What you are asked to do: Tell how many lines of the data below have the string "description" in them. Say nothing more.

[Dataset rows describing interfaces]
[Start of Attachment]

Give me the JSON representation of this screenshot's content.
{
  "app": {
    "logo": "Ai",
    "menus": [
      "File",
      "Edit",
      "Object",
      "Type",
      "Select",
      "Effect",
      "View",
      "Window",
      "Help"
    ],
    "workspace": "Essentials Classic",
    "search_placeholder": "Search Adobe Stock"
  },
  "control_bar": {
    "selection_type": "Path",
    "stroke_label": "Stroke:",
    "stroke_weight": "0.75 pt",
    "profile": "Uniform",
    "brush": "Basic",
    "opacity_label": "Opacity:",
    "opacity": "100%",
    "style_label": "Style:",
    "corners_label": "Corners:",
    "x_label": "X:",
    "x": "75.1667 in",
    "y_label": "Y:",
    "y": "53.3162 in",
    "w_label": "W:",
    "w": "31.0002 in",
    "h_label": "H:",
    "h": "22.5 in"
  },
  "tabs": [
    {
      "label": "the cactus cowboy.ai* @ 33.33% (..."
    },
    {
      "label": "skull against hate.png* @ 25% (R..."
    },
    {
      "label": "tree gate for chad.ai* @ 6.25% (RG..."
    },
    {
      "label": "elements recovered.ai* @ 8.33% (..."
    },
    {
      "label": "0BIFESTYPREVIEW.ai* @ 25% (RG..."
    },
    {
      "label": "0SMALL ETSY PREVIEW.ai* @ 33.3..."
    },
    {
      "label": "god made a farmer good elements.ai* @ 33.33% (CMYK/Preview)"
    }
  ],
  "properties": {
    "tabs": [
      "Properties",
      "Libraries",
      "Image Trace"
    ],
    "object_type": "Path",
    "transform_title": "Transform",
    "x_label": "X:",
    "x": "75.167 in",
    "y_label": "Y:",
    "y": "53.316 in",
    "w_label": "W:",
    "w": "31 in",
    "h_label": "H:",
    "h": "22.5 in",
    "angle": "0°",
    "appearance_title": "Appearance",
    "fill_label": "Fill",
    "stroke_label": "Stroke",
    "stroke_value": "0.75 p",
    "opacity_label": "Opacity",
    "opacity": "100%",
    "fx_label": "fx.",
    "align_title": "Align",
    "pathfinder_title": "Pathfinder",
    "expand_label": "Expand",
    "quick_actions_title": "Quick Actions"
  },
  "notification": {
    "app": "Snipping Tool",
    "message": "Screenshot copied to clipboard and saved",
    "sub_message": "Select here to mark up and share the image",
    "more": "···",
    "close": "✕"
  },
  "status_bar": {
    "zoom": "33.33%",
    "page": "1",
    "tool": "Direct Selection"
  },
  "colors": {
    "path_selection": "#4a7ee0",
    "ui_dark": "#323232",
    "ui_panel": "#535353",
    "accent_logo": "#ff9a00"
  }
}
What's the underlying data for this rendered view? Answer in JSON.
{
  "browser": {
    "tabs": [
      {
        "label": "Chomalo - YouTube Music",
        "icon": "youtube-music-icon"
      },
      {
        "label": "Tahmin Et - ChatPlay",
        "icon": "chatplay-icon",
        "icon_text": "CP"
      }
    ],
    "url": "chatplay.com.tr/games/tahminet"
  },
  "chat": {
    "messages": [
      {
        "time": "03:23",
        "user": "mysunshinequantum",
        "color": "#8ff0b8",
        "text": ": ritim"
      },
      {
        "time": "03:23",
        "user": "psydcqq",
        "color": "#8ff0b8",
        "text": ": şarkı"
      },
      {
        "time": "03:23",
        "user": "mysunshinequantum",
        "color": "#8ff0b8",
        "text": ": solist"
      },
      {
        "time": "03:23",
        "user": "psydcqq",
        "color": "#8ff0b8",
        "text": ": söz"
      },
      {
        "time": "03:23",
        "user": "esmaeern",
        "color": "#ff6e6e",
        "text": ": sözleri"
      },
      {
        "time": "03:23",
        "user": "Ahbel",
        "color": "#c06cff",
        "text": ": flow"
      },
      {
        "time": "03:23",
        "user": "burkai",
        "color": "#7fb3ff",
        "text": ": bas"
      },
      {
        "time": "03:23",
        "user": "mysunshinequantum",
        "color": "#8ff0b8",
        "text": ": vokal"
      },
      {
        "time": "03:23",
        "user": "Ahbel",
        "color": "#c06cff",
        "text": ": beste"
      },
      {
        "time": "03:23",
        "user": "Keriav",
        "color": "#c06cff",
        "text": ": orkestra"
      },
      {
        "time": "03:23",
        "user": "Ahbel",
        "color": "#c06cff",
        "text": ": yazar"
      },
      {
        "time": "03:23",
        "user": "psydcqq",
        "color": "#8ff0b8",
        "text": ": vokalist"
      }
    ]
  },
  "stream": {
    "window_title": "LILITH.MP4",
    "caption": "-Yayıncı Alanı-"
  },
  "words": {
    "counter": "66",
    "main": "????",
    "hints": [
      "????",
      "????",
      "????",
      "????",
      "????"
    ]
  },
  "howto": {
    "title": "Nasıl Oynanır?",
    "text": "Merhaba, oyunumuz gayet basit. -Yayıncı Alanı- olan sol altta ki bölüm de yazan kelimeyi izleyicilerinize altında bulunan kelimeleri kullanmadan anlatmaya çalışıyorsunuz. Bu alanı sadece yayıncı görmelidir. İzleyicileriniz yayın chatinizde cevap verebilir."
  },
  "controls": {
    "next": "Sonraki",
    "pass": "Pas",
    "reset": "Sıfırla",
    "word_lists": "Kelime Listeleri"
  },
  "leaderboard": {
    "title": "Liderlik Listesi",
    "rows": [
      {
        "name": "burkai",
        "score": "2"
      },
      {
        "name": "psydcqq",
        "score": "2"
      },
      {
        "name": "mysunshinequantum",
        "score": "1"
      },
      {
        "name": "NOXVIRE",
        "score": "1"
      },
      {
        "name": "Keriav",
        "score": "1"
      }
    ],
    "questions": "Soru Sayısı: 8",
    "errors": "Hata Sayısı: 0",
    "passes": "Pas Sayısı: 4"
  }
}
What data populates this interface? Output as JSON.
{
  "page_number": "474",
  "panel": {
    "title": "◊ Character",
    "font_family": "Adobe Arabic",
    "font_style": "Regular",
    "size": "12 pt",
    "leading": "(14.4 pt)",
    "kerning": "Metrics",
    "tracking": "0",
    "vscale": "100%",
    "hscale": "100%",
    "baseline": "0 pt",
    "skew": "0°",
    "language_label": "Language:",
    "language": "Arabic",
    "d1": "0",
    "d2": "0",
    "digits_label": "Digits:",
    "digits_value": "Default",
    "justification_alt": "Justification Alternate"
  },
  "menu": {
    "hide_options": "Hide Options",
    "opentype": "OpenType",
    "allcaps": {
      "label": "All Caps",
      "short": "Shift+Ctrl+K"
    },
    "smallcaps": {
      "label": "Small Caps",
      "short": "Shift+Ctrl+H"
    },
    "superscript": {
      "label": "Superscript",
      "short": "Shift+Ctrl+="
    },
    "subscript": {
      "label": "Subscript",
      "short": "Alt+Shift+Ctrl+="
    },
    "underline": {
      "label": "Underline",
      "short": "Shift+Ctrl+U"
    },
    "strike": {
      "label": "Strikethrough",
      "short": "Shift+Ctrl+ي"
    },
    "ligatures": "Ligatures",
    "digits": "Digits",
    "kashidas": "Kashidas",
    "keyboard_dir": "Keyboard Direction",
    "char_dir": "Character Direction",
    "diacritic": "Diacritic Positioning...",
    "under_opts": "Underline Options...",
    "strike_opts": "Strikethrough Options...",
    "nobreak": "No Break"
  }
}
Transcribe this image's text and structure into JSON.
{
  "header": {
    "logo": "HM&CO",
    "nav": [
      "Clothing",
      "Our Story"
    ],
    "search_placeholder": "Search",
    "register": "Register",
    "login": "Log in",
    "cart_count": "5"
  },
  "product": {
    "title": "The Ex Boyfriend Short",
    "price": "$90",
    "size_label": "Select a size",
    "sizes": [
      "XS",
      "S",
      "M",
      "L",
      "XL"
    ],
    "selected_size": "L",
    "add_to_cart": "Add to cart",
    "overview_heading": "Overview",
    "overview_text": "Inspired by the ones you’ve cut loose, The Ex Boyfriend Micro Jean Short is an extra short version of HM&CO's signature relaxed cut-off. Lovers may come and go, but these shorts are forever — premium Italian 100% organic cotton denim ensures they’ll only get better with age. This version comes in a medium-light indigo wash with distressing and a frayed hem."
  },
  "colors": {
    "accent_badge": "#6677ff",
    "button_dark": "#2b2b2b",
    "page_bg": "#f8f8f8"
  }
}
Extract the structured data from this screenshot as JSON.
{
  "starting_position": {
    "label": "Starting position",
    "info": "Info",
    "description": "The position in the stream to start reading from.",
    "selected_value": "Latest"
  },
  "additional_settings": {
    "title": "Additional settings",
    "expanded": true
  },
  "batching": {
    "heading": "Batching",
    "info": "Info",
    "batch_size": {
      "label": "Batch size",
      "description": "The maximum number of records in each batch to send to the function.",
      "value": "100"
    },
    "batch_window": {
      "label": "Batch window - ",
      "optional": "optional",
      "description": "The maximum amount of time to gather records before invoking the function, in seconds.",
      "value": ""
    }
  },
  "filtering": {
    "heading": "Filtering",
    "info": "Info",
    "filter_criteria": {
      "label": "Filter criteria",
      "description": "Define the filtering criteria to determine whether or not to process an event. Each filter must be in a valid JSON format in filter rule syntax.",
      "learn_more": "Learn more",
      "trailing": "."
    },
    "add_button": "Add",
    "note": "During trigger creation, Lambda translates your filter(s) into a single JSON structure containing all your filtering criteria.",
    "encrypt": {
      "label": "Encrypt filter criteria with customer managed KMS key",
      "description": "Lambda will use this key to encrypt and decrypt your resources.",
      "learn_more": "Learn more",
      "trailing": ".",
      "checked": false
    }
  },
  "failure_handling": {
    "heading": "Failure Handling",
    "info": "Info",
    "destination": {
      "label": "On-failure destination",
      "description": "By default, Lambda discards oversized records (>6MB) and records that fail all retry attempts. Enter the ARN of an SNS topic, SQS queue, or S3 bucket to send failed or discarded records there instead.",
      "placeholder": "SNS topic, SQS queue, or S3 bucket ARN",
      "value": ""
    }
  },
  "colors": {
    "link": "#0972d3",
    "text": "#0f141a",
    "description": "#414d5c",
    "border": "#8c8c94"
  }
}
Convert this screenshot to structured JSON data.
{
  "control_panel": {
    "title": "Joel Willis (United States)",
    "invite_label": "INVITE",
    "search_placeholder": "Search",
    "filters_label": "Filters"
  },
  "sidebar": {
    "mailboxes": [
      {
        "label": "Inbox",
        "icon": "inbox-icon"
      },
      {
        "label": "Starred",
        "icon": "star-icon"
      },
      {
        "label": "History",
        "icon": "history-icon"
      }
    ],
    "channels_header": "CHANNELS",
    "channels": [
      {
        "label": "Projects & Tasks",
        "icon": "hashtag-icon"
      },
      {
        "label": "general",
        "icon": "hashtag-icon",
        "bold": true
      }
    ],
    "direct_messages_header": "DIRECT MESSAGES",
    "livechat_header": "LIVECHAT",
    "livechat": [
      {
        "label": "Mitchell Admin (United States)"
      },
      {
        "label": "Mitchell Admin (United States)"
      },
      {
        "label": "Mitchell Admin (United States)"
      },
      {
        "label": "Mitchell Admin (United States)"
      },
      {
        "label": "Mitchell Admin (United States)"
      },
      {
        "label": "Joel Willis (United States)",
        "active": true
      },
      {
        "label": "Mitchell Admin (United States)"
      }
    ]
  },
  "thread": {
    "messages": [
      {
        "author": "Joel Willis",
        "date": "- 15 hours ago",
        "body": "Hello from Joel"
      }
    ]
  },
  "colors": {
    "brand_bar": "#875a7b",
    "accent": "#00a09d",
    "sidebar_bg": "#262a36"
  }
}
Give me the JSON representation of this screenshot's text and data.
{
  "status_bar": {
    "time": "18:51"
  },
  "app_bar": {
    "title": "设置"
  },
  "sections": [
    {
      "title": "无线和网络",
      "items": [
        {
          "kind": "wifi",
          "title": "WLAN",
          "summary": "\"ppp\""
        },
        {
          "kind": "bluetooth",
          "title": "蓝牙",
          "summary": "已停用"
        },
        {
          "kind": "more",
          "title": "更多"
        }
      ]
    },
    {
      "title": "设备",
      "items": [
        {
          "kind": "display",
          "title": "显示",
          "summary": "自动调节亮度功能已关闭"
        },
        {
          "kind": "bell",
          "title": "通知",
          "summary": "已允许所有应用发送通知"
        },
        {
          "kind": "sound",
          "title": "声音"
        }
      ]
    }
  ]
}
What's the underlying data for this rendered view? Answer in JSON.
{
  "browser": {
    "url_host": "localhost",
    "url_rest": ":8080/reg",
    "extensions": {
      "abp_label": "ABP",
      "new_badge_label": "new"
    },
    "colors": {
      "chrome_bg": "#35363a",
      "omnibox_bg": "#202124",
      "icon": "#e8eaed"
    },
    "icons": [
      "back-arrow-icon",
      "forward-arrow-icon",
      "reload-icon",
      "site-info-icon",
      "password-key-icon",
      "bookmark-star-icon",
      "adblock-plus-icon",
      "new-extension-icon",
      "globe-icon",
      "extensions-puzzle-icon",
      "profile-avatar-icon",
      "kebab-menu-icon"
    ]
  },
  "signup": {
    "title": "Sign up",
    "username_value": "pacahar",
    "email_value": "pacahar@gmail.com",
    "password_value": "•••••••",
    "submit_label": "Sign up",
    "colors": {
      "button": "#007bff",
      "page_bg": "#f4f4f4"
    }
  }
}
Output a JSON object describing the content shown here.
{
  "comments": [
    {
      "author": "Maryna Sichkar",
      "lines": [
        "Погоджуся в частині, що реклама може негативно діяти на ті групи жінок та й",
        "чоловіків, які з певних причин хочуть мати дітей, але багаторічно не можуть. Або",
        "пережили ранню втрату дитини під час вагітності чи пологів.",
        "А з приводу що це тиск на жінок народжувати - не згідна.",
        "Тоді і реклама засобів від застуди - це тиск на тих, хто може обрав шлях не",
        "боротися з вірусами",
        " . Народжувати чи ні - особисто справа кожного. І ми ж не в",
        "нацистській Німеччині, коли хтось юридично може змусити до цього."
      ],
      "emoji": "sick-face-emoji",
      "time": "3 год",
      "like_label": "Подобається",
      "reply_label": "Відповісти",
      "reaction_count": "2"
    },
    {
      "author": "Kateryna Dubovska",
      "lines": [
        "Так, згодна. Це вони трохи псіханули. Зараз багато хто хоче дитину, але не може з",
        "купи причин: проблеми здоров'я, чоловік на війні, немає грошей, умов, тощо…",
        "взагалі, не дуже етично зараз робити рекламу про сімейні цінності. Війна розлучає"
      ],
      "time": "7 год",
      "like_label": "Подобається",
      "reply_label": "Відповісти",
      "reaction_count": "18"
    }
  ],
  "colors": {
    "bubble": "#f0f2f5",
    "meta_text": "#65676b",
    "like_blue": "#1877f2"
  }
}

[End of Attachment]

Written reply: 7